Regular readers of this blog will know that I’ve always had a soft spot for the Satanic branch of the Salvation Army (my cheeky name for Ghost). Their first three albums are three of my favourite hard rock records, they are full of OTT drama, attitude and a fanatical devotion to him downstairs. Now, whilst I’m not a Satanist myself, the music of Ghost has always been on the mark. But we find Ghost at a crossroads so to speak (this review might be pun-heavy, I’m sorry). After the release of Meilora (you can read our review here), the band fell apart as their identities were revealed due to a court case between Tobias Forge and his former unnamed ghouls. The court battle has been dirty, to say the least, accusations of unfair dismissal and claims of hire hands being thrown both ways. For an outsider, it’s been entertaining, if not a little sad to witness a band tearing itself apart.
However, Forge has found himself some new unnamed ghouls to back him under his new persona, Cardinal Copia.

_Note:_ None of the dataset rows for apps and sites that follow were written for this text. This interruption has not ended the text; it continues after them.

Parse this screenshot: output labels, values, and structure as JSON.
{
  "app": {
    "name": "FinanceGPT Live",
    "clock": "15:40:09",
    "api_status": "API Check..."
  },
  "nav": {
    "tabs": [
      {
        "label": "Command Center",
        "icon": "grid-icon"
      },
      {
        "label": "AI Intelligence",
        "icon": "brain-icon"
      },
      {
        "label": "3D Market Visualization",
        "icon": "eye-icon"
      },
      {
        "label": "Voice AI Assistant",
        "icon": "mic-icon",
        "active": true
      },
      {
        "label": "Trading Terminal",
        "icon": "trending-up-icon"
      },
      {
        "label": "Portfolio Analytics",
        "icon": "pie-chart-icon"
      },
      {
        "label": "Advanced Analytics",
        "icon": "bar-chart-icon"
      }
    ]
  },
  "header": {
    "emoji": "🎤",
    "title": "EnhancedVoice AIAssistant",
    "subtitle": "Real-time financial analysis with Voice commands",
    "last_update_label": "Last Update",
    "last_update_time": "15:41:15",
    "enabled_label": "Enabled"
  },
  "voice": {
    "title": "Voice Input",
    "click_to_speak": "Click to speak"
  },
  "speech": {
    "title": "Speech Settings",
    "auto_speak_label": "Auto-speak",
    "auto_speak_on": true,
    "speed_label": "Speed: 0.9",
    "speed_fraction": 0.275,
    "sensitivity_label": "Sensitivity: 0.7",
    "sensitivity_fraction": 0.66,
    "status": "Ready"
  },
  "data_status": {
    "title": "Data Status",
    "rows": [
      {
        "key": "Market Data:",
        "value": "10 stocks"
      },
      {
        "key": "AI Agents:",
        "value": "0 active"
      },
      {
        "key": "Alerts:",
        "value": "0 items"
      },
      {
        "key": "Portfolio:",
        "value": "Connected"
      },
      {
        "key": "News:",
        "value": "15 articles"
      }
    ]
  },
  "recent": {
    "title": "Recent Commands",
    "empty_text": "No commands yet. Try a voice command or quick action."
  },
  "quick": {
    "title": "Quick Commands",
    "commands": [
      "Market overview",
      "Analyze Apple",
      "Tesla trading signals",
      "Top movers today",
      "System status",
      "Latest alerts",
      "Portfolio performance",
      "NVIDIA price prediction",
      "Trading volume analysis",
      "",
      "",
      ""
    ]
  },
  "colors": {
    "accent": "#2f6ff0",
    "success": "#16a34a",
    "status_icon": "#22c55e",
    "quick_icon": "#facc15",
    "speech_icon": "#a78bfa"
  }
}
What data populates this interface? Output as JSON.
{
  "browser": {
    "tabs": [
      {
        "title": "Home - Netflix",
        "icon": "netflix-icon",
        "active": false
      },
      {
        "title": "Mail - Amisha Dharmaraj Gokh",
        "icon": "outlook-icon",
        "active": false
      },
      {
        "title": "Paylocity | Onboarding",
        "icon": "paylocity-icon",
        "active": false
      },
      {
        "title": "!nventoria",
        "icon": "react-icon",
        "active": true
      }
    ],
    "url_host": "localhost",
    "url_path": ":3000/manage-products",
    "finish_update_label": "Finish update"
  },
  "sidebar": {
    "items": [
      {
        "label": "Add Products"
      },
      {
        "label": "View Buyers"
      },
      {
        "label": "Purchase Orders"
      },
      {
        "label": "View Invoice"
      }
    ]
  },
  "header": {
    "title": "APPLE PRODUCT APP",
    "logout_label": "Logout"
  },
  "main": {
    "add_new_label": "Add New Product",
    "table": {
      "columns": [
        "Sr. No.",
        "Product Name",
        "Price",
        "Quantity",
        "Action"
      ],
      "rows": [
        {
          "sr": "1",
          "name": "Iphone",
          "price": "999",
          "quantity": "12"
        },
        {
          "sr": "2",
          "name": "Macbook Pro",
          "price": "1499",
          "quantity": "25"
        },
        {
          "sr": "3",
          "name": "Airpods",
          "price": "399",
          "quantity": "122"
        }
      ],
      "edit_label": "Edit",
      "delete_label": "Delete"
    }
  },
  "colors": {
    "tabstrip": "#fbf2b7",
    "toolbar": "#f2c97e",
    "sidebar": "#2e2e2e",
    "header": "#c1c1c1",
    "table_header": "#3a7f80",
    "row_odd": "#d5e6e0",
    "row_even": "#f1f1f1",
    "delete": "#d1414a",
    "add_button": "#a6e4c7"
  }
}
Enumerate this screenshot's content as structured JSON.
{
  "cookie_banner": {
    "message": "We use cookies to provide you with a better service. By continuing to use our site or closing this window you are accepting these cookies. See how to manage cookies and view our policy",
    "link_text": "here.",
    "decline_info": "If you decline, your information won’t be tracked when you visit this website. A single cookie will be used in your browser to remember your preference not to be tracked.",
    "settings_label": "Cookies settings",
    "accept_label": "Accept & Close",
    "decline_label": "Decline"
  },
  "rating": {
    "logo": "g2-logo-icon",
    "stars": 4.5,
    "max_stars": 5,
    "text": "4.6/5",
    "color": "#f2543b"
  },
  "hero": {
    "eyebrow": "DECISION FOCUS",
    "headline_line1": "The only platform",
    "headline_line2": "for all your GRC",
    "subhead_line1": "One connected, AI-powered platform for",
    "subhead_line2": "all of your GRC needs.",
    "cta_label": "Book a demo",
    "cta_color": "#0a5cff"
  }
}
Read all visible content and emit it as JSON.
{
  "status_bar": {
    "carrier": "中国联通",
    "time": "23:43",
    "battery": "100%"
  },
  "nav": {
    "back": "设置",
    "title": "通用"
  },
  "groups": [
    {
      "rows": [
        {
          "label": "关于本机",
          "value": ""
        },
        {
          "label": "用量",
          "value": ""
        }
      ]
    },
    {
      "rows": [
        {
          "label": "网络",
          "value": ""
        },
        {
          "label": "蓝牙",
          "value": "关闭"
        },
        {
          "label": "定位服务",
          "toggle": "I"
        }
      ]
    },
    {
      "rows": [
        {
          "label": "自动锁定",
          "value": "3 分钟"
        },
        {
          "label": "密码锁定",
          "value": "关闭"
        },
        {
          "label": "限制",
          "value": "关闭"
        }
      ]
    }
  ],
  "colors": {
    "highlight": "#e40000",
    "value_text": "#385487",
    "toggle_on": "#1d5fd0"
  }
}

So, everything changed, but it's also the same? Well, that is the question here. At the very heart of this album, if they admitted or not, is a band trying to find its identity again. They are also trying to prove that this is essentially a solo project for Forge and he can make the music without original members Martin Persner, Simon Söderberg, Mauro Rubino, Martin Hjertstedt and Henrik Palm. This is a release that will either cement them or sink them, so which is it going to be?
Musically, Ghost have moved on towards the 80’s hair metal phase of their existence and away from that 70’s progressive sound, they started with. “See the Light” could have been for the most part on a Whitesnake album, “Miasma” is a song that I fully expect to hear on the next Top Gun movie, “Witch Image” is Bon Jovi at their 80’s best. They’ve changed their style, but to be honest, this was hinted at on their Popestar EP which was released in 2016. It’s not their biggest jump, it’s been long coming, but the transformation from their earlier form is now complete.
And yet, I still find myself liking some of it. “Miasma” might be an 80’s classic in the making, but it’s also one of the finest instrumentals you’ll hear outside of an old ELP record or Rush collection. “Faith” has one of the most OTT introductions since “From the Pinnacle to the Pit” from Meilora. Ghost are still masters of the macabre drama, shouting the praises of their father below as loud as possible.
I think the main thing here is, and will always be, to decide if the album is any good. The answer to this is no. Here are the pro’s: Ghost have not lost the knack of writing a great tune, even after losing four-fifths of their line up. So that is a positive straight away. Also, they use familiar riffs to their other material, so you never feel like it’s been a wholesale change. Here are the con’s: they are further away from the horror of old, now they are at the commercial end of their journey. The more shine that has been added, the more mystic that has been stripped away. A band which is so heavily based in the acts of Satan tends to thrive under the macabre, so the commercial sheen will lose it some of its original fan base. I don’t think for a moment that they care, but that is for time to tell.
Overall, Prequelle is a disappointment and that is really the end of it. Ghost are starting to sound tired, the OTT lyrics now sound clichéd now, the joke is over. To be honest, their journey should have ended with their spectacular live album, Ceremony & Devotion which was released last year. That was a fantastic document of the band at the height of its power, this is purgatory. There is nothing here which really warrant more than one listen, which is something I would never have thought I would have said about Ghost. It’s not the worst album I've heard, it’s just soulless and lacking spirit.
5 out of ten – Not for everyone, but played well.
Top song – Miasma
You can visit the Ghost website here.
You can follow the activities of Ghost on Facebook here.
You can stream Prequelle on Spotify here.
You can stream Prequelle on Deezer here.